But there are other factors. Mining is getting much harder. Grade (the quality of the metal taken out of the ground) is declining. Political risk, from environmental campaigning to sudden, unexpected taxes to asset-seizing by dictators, is everywhere. Input costs keep growing.
If you look at the chart, you'll see that the miners really did outperform the metal by some distance from 2000 to 2008. They sold off by more in the financial crisis, but you'd expect that. In the period from 2009 to 2011 the two more or less matched each other.
The bear market that followed was what really separated the two. Gold went from $1920 to $1050 – a loss of 45%. The miners went from $50 to $6. They lost almost 90%. They certainly gave you the required leverage then.
So, at this point, you're thinking: the leverage on the downside is considerably more than on the upside. What's the point?
The one saving grace comes in the year 2016. The first half was a good one for gold. It rose about 30%. The miners, coming off oversold levels, rose by 170% – they almost tripled.
The issue is timing. If you can time your entries and exits well, then mining is a good game to play.
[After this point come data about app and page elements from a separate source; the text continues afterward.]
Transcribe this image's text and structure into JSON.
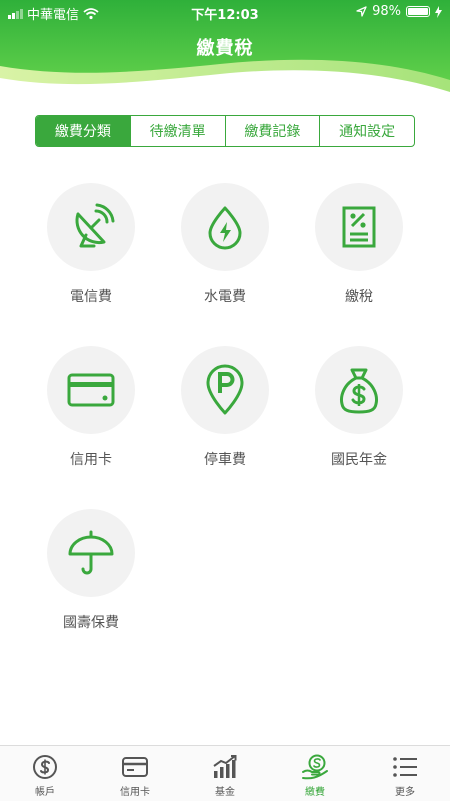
{
  "status_bar": {
    "carrier": "中華電信",
    "time": "下午12:03",
    "battery_percent": "98%",
    "battery_level": 0.98,
    "icons": [
      "signal-icon",
      "wifi-icon",
      "location-arrow-icon",
      "battery-icon",
      "charging-icon"
    ]
  },
  "header": {
    "title": "繳費稅",
    "accent": "#3aa83d"
  },
  "segments": [
    {
      "label": "繳費分類",
      "active": true
    },
    {
      "label": "待繳清單",
      "active": false
    },
    {
      "label": "繳費記錄",
      "active": false
    },
    {
      "label": "通知設定",
      "active": false
    }
  ],
  "categories": [
    {
      "label": "電信費",
      "icon": "satellite-dish-icon"
    },
    {
      "label": "水電費",
      "icon": "water-drop-bolt-icon"
    },
    {
      "label": "繳稅",
      "icon": "tax-document-icon"
    },
    {
      "label": "信用卡",
      "icon": "credit-card-icon"
    },
    {
      "label": "停車費",
      "icon": "parking-pin-icon"
    },
    {
      "label": "國民年金",
      "icon": "money-bag-icon"
    },
    {
      "label": "國壽保費",
      "icon": "umbrella-icon"
    }
  ],
  "tab_bar": [
    {
      "label": "帳戶",
      "icon": "dollar-circle-icon",
      "active": false
    },
    {
      "label": "信用卡",
      "icon": "card-icon",
      "active": false
    },
    {
      "label": "基金",
      "icon": "chart-growth-icon",
      "active": false
    },
    {
      "label": "繳費",
      "icon": "pay-hand-icon",
      "active": true
    },
    {
      "label": "更多",
      "icon": "list-menu-icon",
      "active": false
    }
  ]
}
Timing – easy to say, not so easy to do.
The main problem for the miners is that it has become easier to buy gold. In the financial crisis of the 1930s, Homestake, at the time North America and possibly the world's largest gold miner, was one of the stand-out performers. Many cite this as a reason to own gold miners during financially tumultuous times.
However, what many people forget is that during the 1930s, Americans were not allowed to own gold. So Homestake became a proxy. It was Americans' only way of getting exposure to the gold price.
Today the reverse has happened. It has become incredibly easy to own gold. There are numerous ways an investor can gain access. You can go to a bullion dealer and buy physical bullion. You can use one of the online dealers. There are exchange-traded funds and a host of leveraged products from spreadbetting and CFDs to options and futures.
These products proliferated in the mid-2000s. As they did so, the gold miners began to lose their edge. If you want leverage to the gold price, then buy a leveraged product. You don't need to take on the added company risk of a miner.
This chart shows the ratio between gold and the large miners going all the way back to 1996. When it is rising, the miners are outperforming gold. When it is falling, gold is outperforming.
You can see that, bar a few relief rallies, gold has dramatically outperformed the miners since the mid-2000s, when alternative gold investment products began to proliferate.
So, to answer the question: "Should I buy gold or large mining companies?" The short answer is "buy gold".
There are reasons to buy large miners. Perhaps the market is heavily oversold, as it was in 2001, 2008 or 2016 – and you want to trade a relief rally. Perhaps there is some kind of special situation – although these are more common in juniors, which are a different beast altogether.
But if your strategy is buy and hold, or buy and forget, go for the metal, not the miners.
Mining companies need to recognise this, and then do something with their companies to make them attractive again. Otherwise investors will continue to favour the metal.